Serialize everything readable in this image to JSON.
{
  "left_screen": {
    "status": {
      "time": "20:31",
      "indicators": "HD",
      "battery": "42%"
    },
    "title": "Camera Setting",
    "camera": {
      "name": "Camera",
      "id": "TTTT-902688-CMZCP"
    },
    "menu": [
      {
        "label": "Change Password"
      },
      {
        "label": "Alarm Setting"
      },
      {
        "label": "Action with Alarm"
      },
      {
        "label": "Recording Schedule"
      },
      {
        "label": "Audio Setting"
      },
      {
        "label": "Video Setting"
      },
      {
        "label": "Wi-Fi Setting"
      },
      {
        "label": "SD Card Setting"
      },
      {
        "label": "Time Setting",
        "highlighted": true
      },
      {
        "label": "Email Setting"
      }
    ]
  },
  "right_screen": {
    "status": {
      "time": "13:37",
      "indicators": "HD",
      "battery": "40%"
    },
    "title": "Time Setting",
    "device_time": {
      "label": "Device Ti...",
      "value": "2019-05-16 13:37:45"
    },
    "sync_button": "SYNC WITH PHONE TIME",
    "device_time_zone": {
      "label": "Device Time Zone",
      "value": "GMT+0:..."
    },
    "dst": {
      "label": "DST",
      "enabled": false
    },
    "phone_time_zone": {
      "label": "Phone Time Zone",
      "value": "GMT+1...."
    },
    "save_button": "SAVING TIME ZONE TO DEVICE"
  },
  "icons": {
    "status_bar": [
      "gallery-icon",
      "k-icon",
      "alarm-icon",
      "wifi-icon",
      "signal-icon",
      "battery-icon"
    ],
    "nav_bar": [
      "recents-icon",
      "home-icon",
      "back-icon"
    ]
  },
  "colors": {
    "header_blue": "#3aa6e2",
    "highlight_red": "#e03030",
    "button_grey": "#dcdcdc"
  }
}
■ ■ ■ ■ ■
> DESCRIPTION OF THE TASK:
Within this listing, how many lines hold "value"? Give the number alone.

> RESPONSE FOR THIS EXERCISE:
3